ʿAwfī’s prose style is not uniform. In the prefaces of his two surviving works and in the opening lines of the biography of each poet in the Lobāb, he uses the artificial, ornate style fashionable in his times, whereas in the text of the Jawāmeʿ al-ḥekāyāt and some parts of the Lobāb he writes in a language much simpler than any normally found in works from the 6th/12th and 7th/13th centuries. ʿAwfī composed other poems as well. He has inserted examples in the Lobāb al-albāb and the Jawāmeʿ al-ḥekāyāt, and at the end of each chapter of the Jawāmeʿ al-ḥekāyāt he has added a short or long verse piece by himself in praise of the vizier Neẓām-al-molk Jonaydī; these suffice to show that he lacked poetic talent.
ʿAwfī, Lobāb I, pp. yb-kh (introd. by M. Qazvīnī with ample references to manuscript sources); II, pp. j-w; Tehran ed., 1335 Š./1956 (with introd. by S. Nafīsī).
N. Bland, “On the Earliest Persian Biography of Poets, by Muhammad Aúfi, and on Some Other Works of the Class Called Tazkirat ul Shuârá,” JRAS, 1848, pp. 111-76.
R. N. Nicholson, “An Early Persian Anthology,” in his Studies in Islamic Poetry, Cambridge, 1921, pp. 1-42.
Jāmī, Nafaḥāt al-ons, Calcutta, 1859, pp. 487-92.
Browne, Lit. Hist. Persia II, pp. 477-79.
Ṣafā, Adabīyāt II, pp. 1023-30.
Nafīsī, Naẓm o naṯr I, pp. 97-98.
Rypka, Hist. Iran.
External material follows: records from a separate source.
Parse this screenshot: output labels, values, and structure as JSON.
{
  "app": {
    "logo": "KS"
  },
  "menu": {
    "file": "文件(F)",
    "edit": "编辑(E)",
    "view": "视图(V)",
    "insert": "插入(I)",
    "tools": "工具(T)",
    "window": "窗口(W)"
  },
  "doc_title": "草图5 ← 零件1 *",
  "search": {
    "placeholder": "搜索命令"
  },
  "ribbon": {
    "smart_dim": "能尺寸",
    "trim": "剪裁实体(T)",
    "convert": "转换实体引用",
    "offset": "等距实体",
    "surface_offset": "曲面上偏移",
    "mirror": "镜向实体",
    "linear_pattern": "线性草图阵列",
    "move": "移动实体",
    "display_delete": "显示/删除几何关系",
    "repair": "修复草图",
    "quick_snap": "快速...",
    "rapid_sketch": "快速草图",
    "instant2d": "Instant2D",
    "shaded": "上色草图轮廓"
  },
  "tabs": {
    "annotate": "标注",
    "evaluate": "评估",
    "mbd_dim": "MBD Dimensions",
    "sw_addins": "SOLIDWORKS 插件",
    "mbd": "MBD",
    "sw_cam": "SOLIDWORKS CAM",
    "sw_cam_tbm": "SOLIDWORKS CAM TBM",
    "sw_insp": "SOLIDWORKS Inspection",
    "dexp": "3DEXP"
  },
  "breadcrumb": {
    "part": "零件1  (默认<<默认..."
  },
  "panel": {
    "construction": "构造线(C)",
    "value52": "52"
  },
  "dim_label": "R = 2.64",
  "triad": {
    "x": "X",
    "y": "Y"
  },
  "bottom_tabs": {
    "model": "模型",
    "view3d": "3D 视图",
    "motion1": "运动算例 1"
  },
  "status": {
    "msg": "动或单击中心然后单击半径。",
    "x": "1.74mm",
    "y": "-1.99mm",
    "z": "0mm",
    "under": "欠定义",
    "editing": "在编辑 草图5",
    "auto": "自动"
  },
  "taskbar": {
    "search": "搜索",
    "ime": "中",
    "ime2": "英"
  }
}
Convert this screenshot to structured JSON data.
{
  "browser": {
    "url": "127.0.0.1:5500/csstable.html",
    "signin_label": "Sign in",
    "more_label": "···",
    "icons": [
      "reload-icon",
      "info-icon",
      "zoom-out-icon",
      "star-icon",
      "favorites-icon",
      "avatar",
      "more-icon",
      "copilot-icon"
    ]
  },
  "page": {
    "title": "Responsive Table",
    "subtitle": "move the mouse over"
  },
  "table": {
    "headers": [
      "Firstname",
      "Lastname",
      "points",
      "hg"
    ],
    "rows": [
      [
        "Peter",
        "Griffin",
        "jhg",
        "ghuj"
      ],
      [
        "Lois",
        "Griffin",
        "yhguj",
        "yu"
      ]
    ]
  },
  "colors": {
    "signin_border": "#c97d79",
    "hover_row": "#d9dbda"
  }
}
Lit., pp. 132, 222.
Storey, I/2, pp. 781-84.
EI1 , p. 764.
Originally Published: December 15, 1987
Last Updated: August 18, 2011
This article is available in print.
Vol. III, Fasc. 2, pp. 117-118